I recently ordered a piece of furniture, a little television stand for the rectory. It arrived requiring assembly. I’m not much of a handyman, so when I saw all of the pieces, with different-sized screws, and various other pieces of hardware, I was a bit worried about how it would come out. Fortunately, there were instructions that I could follow. It took about 90 minutes to assemble (with no leftover pieces), and it looked pretty good. But if I had tried to do it without those written instructions, it would have been a big mess – certainly not resembling anything like the stand was meant to look.
The experience led me to think about the sacred liturgy. Like the furniture manufacturer, the Church provides us with a set of instructions about how we are to celebrate the Mass. The Mass is something that has been handed down to us through the ages. Although it has looked different over the centuries, celebrated in different languages, with different rites, postures, and prayers, the liturgy of the Church is the way in which we on earth enter into the heavenly liturgy, and it is the perfect prayer of Christ to the Father, in the Holy Spirit. The instructions that the Church gives us to celebrate the Mass come in a big book called the Roman Missal, which is placed on the altar during Mass. Inside the Missal we find the prayers, written in black, and the instructions, which are written in red. The technical name for the instructions are “the rubrics,” a word that comes from the Latin word for red, and which is also related to the word ruby. Like rubies, the rubrics are precious because they help us to make the prayers we offer to God beautiful by the way that we offer them.
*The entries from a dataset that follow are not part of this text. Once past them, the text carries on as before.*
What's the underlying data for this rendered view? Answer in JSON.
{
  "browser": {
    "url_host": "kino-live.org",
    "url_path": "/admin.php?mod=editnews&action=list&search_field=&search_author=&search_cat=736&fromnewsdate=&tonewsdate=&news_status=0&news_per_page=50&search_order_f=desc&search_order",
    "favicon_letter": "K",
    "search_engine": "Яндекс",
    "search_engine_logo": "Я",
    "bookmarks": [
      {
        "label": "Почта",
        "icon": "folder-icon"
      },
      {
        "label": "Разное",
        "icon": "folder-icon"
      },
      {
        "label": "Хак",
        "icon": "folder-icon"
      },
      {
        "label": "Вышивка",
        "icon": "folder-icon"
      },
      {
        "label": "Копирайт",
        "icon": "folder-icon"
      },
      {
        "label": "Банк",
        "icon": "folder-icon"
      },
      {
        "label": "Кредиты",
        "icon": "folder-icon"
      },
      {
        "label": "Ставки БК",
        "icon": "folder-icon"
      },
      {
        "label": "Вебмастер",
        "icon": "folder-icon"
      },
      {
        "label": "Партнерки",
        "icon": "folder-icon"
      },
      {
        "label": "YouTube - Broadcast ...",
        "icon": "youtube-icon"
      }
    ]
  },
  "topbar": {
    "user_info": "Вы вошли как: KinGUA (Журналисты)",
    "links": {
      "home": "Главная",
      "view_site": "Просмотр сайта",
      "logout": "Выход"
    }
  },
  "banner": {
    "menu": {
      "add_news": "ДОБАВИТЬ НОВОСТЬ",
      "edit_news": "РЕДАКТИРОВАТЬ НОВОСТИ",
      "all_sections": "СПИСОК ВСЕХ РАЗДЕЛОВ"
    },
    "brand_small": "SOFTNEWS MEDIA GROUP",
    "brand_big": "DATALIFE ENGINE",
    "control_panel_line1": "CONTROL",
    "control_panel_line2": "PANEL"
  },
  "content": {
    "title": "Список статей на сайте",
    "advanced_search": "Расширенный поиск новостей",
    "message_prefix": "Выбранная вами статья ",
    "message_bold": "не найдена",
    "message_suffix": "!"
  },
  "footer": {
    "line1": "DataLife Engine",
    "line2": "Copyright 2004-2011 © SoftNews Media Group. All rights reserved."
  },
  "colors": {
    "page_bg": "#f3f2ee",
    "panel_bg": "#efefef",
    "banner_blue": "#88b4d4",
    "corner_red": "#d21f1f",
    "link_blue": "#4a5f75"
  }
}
When a priest “says the black and does the red,” we can be sure that the Mass has been said correctly, and that the Eucharist has been confected validly. But simply following the instructions, while important and necessary, is not sufficient. The more we understand what we do at Mass, the more we realize that it is not good enough to merely say certain words in a certain order and move our bodies in a certain way at certain times. We are supposed to actually pray together with our voices, and worship together with the movements of our bodies. Through the prayers and the rubrics, we are being assembled into the Mystical Body of Christ. Joined together in Christ, we are participating in His re-ordering of Creation, which was thrown into disorder by sin. When we worship well as a congregation at Mass – actively offering ourselves, uniting our hearts and all of the intentions we carry within them to the perfect sacrifice of Christ offered by the priest on the altar – we make most clearly visible the invisible communion that exists among the members of the Mystical Body, united to Christ, who is the Head of the Body (cf: Eph 5, Col 1). Thus, the Roman Missal is not simply an instruction manual because the Church is not a lifeless object like a piece of furniture. The Church is a supernatural organism, made up of living members, each with our own proper role, united to Christ in both spirit and body. The Missal allows us to become and experience this through our act of worship. That’s why it is so important to celebrate Mass as the Church tells us, so that together we might resemble Christ through this greatest act of religion.